I want to buy the ground floor of a two-storeyed building. The entire building is jointly owned by three siblings. As they are not keen to carry out partition of this property, how should I proceed?
—KS Chaudhary As you want to purchase only a specific portion of a joint and undivided property, i.e. the ground floor, sale deed for the ground floor should be executed in your favour by all three joint owners, as in this case each joint owner shall be selling their proportionate undivided share in the ground floor. My relative has been allotted a flat in a project but he does not want to go ahead with the purchase. We plan to have the allotment of his flat transferred in my favour. What are the stamp duty implications?
—Kamini Aulakh No stamp duty is payable on a transfer of allotment of the flat made in your favour by the present allottee, since no transfer of property has taken place. It is simply a transfer of allotment having a right to purchase the property in future, by the present allottee in your favour. The property I plan to buy is currently leased by its owner for a term of three years. At the time of executing the sale deed, is a fresh lease deed also required to be executed with the same lessee?
—Rajan K As the lease deed entered into by the current owner of the property is subsisting, a fresh lease deed is not required to be executed between you and the lessee, at the time you purchase this property. This is because no new lease will be created by virtue of sale of this property in your favour.

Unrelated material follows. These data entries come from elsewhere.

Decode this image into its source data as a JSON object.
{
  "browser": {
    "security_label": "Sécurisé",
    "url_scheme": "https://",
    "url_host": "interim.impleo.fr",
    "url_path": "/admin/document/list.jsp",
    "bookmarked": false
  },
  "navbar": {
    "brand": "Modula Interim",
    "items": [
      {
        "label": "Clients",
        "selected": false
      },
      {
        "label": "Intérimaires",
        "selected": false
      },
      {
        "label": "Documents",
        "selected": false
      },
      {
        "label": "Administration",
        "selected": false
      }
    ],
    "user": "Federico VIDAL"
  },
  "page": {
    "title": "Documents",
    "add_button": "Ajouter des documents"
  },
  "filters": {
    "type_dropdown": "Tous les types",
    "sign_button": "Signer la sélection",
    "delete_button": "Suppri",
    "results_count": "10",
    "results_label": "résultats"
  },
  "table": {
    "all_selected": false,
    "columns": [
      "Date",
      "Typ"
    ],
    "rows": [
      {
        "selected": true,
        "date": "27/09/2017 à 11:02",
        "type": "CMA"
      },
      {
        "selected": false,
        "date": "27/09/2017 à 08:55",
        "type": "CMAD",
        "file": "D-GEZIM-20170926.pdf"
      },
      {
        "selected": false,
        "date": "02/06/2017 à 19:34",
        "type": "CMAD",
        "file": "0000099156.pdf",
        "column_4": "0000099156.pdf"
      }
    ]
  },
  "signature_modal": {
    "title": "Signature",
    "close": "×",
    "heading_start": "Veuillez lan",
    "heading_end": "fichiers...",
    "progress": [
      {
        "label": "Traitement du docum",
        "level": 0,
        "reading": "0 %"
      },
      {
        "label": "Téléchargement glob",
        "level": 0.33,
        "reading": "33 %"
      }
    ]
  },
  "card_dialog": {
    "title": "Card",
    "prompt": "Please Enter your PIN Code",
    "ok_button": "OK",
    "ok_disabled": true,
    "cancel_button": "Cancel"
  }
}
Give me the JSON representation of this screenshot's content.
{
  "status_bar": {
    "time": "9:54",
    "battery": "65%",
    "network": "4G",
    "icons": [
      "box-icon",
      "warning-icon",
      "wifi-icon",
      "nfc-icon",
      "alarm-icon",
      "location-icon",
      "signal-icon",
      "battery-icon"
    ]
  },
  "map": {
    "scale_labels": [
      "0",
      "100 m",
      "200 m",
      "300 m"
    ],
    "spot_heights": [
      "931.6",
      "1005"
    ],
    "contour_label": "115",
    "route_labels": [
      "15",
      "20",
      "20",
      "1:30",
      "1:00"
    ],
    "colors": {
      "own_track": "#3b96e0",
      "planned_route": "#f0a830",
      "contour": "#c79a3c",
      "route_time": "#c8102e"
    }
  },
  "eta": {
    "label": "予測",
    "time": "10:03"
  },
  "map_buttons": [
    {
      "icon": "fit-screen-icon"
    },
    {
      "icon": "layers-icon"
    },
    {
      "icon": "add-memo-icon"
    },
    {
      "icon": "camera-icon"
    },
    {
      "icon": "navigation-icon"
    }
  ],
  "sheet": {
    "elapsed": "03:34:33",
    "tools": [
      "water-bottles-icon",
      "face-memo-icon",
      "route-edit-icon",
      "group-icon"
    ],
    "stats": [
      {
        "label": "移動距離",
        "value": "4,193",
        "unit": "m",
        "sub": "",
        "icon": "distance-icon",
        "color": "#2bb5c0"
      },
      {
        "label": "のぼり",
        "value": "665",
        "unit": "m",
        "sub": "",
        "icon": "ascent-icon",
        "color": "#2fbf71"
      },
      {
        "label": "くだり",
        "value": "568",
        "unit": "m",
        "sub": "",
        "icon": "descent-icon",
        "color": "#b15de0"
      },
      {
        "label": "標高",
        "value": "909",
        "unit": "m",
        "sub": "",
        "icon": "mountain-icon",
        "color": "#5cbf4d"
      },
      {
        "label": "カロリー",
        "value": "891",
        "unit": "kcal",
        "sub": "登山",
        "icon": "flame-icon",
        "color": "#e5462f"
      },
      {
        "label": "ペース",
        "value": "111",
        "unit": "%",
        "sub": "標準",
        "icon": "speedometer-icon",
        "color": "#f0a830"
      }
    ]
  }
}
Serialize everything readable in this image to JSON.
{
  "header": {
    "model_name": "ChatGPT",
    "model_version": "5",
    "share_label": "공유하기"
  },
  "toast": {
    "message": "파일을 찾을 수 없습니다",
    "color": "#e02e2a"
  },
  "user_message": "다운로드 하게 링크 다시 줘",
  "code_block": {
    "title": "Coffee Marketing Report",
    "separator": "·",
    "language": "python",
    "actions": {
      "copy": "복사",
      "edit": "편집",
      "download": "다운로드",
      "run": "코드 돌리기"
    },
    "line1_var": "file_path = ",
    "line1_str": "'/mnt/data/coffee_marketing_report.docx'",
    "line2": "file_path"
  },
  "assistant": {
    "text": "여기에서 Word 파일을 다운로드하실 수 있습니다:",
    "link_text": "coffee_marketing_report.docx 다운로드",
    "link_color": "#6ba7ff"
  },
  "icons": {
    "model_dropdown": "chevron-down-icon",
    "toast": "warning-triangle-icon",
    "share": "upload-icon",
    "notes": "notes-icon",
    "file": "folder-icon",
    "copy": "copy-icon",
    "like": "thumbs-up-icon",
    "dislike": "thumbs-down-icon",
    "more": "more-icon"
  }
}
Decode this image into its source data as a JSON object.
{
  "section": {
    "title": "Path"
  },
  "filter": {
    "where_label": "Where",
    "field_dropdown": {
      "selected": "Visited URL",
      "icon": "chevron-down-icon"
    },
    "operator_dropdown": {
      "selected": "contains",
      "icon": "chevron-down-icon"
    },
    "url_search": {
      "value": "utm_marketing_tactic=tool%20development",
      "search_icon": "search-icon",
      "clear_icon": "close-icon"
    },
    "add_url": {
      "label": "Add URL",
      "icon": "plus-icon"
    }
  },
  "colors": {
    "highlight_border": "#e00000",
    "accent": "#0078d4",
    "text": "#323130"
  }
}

However, for convenience you may obtain attornment of the lease deed, stating that the lessee recognises you as the new lessor and that the rent payable for the remaining term in the lease deed shall accrue to you.